_THE PROBLEM_. Without the pictures, set down the records below word for word.

== RECORDS TO USE

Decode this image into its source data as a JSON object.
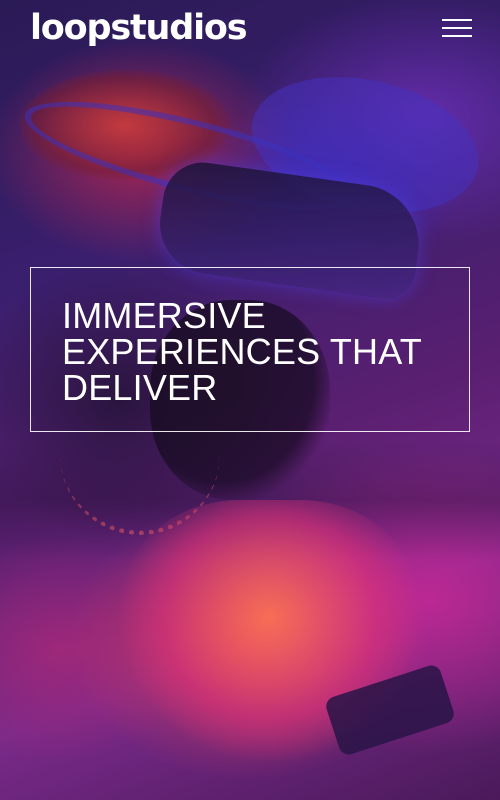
{
  "brand": {
    "logo_text": "loopstudios"
  },
  "header": {
    "menu_icon": "hamburger-menu-icon"
  },
  "hero": {
    "headline_lines": [
      "IMMERSIVE",
      "EXPERIENCES THAT",
      "DELIVER"
    ],
    "background_image": "person-wearing-vr-headset-photo"
  },
  "colors": {
    "text": "#ffffff",
    "overlay_purple": "#5a1f70",
    "overlay_magenta": "#c8288c"
  }
}
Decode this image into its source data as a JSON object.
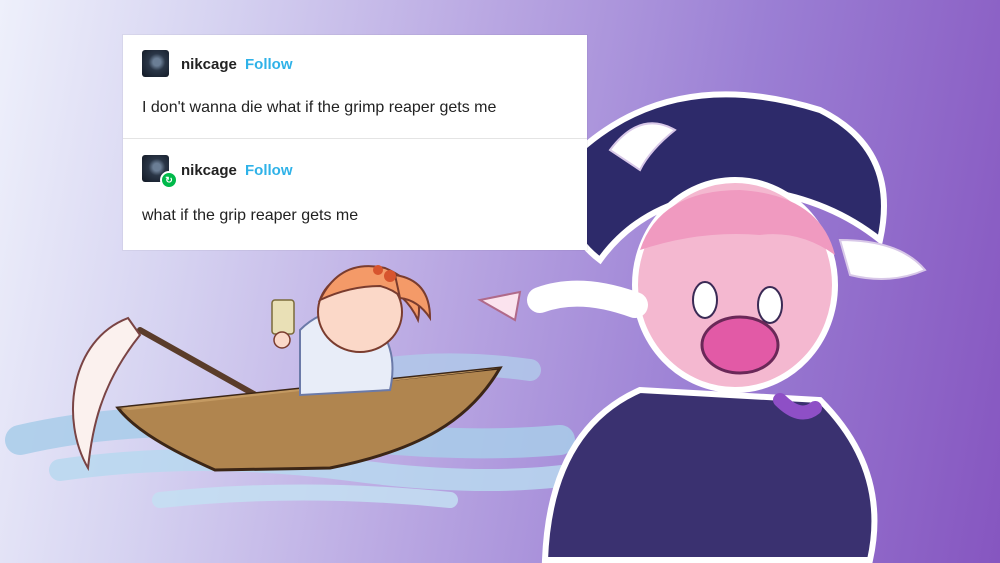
{
  "post_1": {
    "username": "nikcage",
    "follow_label": "Follow",
    "text": "I don't wanna die what if the grimp reaper gets me"
  },
  "post_2": {
    "username": "nikcage",
    "follow_label": "Follow",
    "text": "what if the grip reaper gets me",
    "reblog_icon": "reblog-icon"
  },
  "colors": {
    "follow_link": "#2fb2e8",
    "reblog_badge": "#00b94a",
    "background_left": "#eef0fb",
    "background_right": "#8656c0"
  }
}
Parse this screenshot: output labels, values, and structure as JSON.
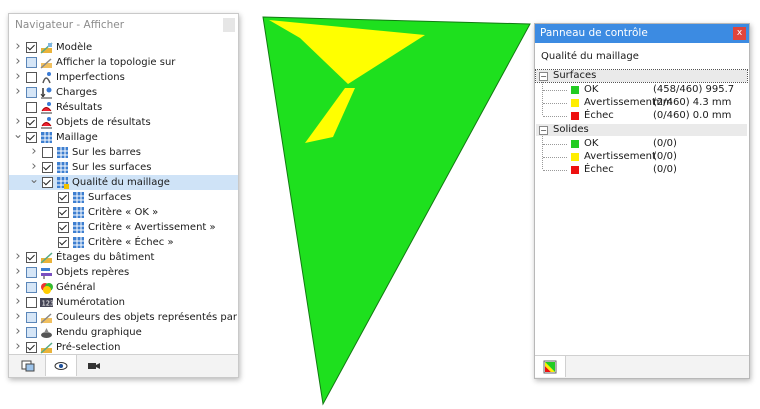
{
  "navigator": {
    "title": "Navigateur - Afficher",
    "items": [
      {
        "label": "Modèle",
        "check": "on",
        "arrow": ">",
        "level": 0,
        "icon": "model-icon"
      },
      {
        "label": "Afficher la topologie sur",
        "check": "part",
        "arrow": ">",
        "level": 0,
        "icon": "topology-icon"
      },
      {
        "label": "Imperfections",
        "check": "off",
        "arrow": ">",
        "level": 0,
        "icon": "imperfections-icon"
      },
      {
        "label": "Charges",
        "check": "part",
        "arrow": ">",
        "level": 0,
        "icon": "loads-icon"
      },
      {
        "label": "Résultats",
        "check": "off",
        "arrow": "",
        "level": 0,
        "icon": "results-icon"
      },
      {
        "label": "Objets de résultats",
        "check": "on",
        "arrow": ">",
        "level": 0,
        "icon": "result-objects-icon"
      },
      {
        "label": "Maillage",
        "check": "on",
        "arrow": "v",
        "level": 0,
        "icon": "mesh-icon"
      },
      {
        "label": "Sur les barres",
        "check": "off",
        "arrow": ">",
        "level": 1,
        "icon": "mesh-icon"
      },
      {
        "label": "Sur les surfaces",
        "check": "on",
        "arrow": ">",
        "level": 1,
        "icon": "mesh-icon"
      },
      {
        "label": "Qualité du maillage",
        "check": "on",
        "arrow": "v",
        "level": 1,
        "icon": "mesh-quality-icon",
        "selected": true
      },
      {
        "label": "Surfaces",
        "check": "on",
        "arrow": "",
        "level": 2,
        "icon": "mesh-icon"
      },
      {
        "label": "Critère « OK »",
        "check": "on",
        "arrow": "",
        "level": 2,
        "icon": "mesh-icon"
      },
      {
        "label": "Critère « Avertissement »",
        "check": "on",
        "arrow": "",
        "level": 2,
        "icon": "mesh-icon"
      },
      {
        "label": "Critère « Échec »",
        "check": "on",
        "arrow": "",
        "level": 2,
        "icon": "mesh-icon"
      },
      {
        "label": "Étages du bâtiment",
        "check": "on",
        "arrow": ">",
        "level": 0,
        "icon": "building-stories-icon"
      },
      {
        "label": "Objets repères",
        "check": "part",
        "arrow": ">",
        "level": 0,
        "icon": "guide-objects-icon"
      },
      {
        "label": "Général",
        "check": "part",
        "arrow": ">",
        "level": 0,
        "icon": "general-icon"
      },
      {
        "label": "Numérotation",
        "check": "off",
        "arrow": ">",
        "level": 0,
        "icon": "numbering-icon"
      },
      {
        "label": "Couleurs des objets représentés par",
        "check": "part",
        "arrow": ">",
        "level": 0,
        "icon": "colors-icon"
      },
      {
        "label": "Rendu graphique",
        "check": "part",
        "arrow": ">",
        "level": 0,
        "icon": "rendering-icon"
      },
      {
        "label": "Pré-selection",
        "check": "on",
        "arrow": ">",
        "level": 0,
        "icon": "preselection-icon"
      }
    ],
    "tabs": [
      {
        "icon": "data-tab-icon"
      },
      {
        "icon": "view-tab-icon"
      },
      {
        "icon": "camera-tab-icon"
      }
    ]
  },
  "control_panel": {
    "title": "Panneau de contrôle",
    "close_label": "x",
    "subtitle": "Qualité du maillage",
    "groups": [
      {
        "label": "Surfaces",
        "items": [
          {
            "label": "OK",
            "value": "(458/460) 995.7 mm",
            "color": "#22cc22"
          },
          {
            "label": "Avertissement",
            "value": "(2/460) 4.3 mm",
            "color": "#ffee00"
          },
          {
            "label": "Échec",
            "value": "(0/460) 0.0 mm",
            "color": "#ee1111"
          }
        ]
      },
      {
        "label": "Solides",
        "items": [
          {
            "label": "OK",
            "value": "(0/0)",
            "color": "#22cc22"
          },
          {
            "label": "Avertissement",
            "value": "(0/0)",
            "color": "#ffee00"
          },
          {
            "label": "Échec",
            "value": "(0/0)",
            "color": "#ee1111"
          }
        ]
      }
    ]
  },
  "colors": {
    "ok": "#1ee01e",
    "warning": "#ffff00",
    "accent": "#3c8be2",
    "selection": "#cfe3f7"
  }
}
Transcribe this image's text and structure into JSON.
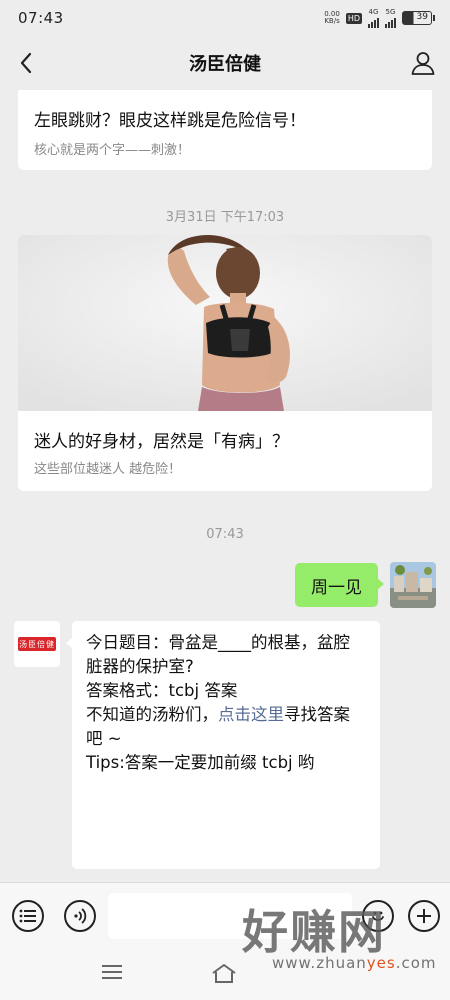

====

_RESULT FOR THIS EXERCISE_.
Decode this image into its source data as a JSON object.
{
  "brand": {
    "logo_text": "loopstudios"
  },
  "header": {
    "menu_icon": "hamburger-menu-icon"
  },
  "hero": {
    "headline_lines": [
      "IMMERSIVE",
      "EXPERIENCES THAT",
      "DELIVER"
    ],
    "background_image": "person-wearing-vr-headset-photo"
  },
  "colors": {
    "text": "#ffffff",
    "overlay_purple": "#5a1f70",
    "overlay_magenta": "#c8288c"
  }
}
Decode this image into its source data as a JSON object.
{
  "post_1": {
    "username": "nikcage",
    "follow_label": "Follow",
    "text": "I don't wanna die what if the grimp reaper gets me"
  },
  "post_2": {
    "username": "nikcage",
    "follow_label": "Follow",
    "text": "what if the grip reaper gets me",
    "reblog_icon": "reblog-icon"
  },
  "colors": {
    "follow_link": "#2fb2e8",
    "reblog_badge": "#00b94a",
    "background_left": "#eef0fb",
    "background_right": "#8656c0"
  }
}
Parse this screenshot: output labels, values, and structure as JSON.
{
  "navigator": {
    "title": "Navigateur - Afficher",
    "items": [
      {
        "label": "Modèle",
        "check": "on",
        "arrow": ">",
        "level": 0,
        "icon": "model-icon"
      },
      {
        "label": "Afficher la topologie sur",
        "check": "part",
        "arrow": ">",
        "level": 0,
        "icon": "topology-icon"
      },
      {
        "label": "Imperfections",
        "check": "off",
        "arrow": ">",
        "level": 0,
        "icon": "imperfections-icon"
      },
      {
        "label": "Charges",
        "check": "part",
        "arrow": ">",
        "level": 0,
        "icon": "loads-icon"
      },
      {
        "label": "Résultats",
        "check": "off",
        "arrow": "",
        "level": 0,
        "icon": "results-icon"
      },
      {
        "label": "Objets de résultats",
        "check": "on",
        "arrow": ">",
        "level": 0,
        "icon": "result-objects-icon"
      },
      {
        "label": "Maillage",
        "check": "on",
        "arrow": "v",
        "level": 0,
        "icon": "mesh-icon"
      },
      {
        "label": "Sur les barres",
        "check": "off",
        "arrow": ">",
        "level": 1,
        "icon": "mesh-icon"
      },
      {
        "label": "Sur les surfaces",
        "check": "on",
        "arrow": ">",
        "level": 1,
        "icon": "mesh-icon"
      },
      {
        "label": "Qualité du maillage",
        "check": "on",
        "arrow": "v",
        "level": 1,
        "icon": "mesh-quality-icon",
        "selected": true
      },
      {
        "label": "Surfaces",
        "check": "on",
        "arrow": "",
        "level": 2,
        "icon": "mesh-icon"
      },
      {
        "label": "Critère « OK »",
        "check": "on",
        "arrow": "",
        "level": 2,
        "icon": "mesh-icon"
      },
      {
        "label": "Critère « Avertissement »",
        "check": "on",
        "arrow": "",
        "level": 2,
        "icon": "mesh-icon"
      },
      {
        "label": "Critère « Échec »",
        "check": "on",
        "arrow": "",
        "level": 2,
        "icon": "mesh-icon"
      },
      {
        "label": "Étages du bâtiment",
        "check": "on",
        "arrow": ">",
        "level": 0,
        "icon": "building-stories-icon"
      },
      {
        "label": "Objets repères",
        "check": "part",
        "arrow": ">",
        "level": 0,
        "icon": "guide-objects-icon"
      },
      {
        "label": "Général",
        "check": "part",
        "arrow": ">",
        "level": 0,
        "icon": "general-icon"
      },
      {
        "label": "Numérotation",
        "check": "off",
        "arrow": ">",
        "level": 0,
        "icon": "numbering-icon"
      },
      {
        "label": "Couleurs des objets représentés par",
        "check": "part",
        "arrow": ">",
        "level": 0,
        "icon": "colors-icon"
      },
      {
        "label": "Rendu graphique",
        "check": "part",
        "arrow": ">",
        "level": 0,
        "icon": "rendering-icon"
      },
      {
        "label": "Pré-selection",
        "check": "on",
        "arrow": ">",
        "level": 0,
        "icon": "preselection-icon"
      }
    ],
    "tabs": [
      {
        "icon": "data-tab-icon"
      },
      {
        "icon": "view-tab-icon"
      },
      {
        "icon": "camera-tab-icon"
      }
    ]
  },
  "control_panel": {
    "title": "Panneau de contrôle",
    "close_label": "x",
    "subtitle": "Qualité du maillage",
    "groups": [
      {
        "label": "Surfaces",
        "items": [
          {
            "label": "OK",
            "value": "(458/460) 995.7 mm",
            "color": "#22cc22"
          },
          {
            "label": "Avertissement",
            "value": "(2/460) 4.3 mm",
            "color": "#ffee00"
          },
          {
            "label": "Échec",
            "value": "(0/460) 0.0 mm",
            "color": "#ee1111"
          }
        ]
      },
      {
        "label": "Solides",
        "items": [
          {
            "label": "OK",
            "value": "(0/0)",
            "color": "#22cc22"
          },
          {
            "label": "Avertissement",
            "value": "(0/0)",
            "color": "#ffee00"
          },
          {
            "label": "Échec",
            "value": "(0/0)",
            "color": "#ee1111"
          }
        ]
      }
    ]
  },
  "colors": {
    "ok": "#1ee01e",
    "warning": "#ffff00",
    "accent": "#3c8be2",
    "selection": "#cfe3f7"
  }
}
Transcribe this image's text and structure into JSON.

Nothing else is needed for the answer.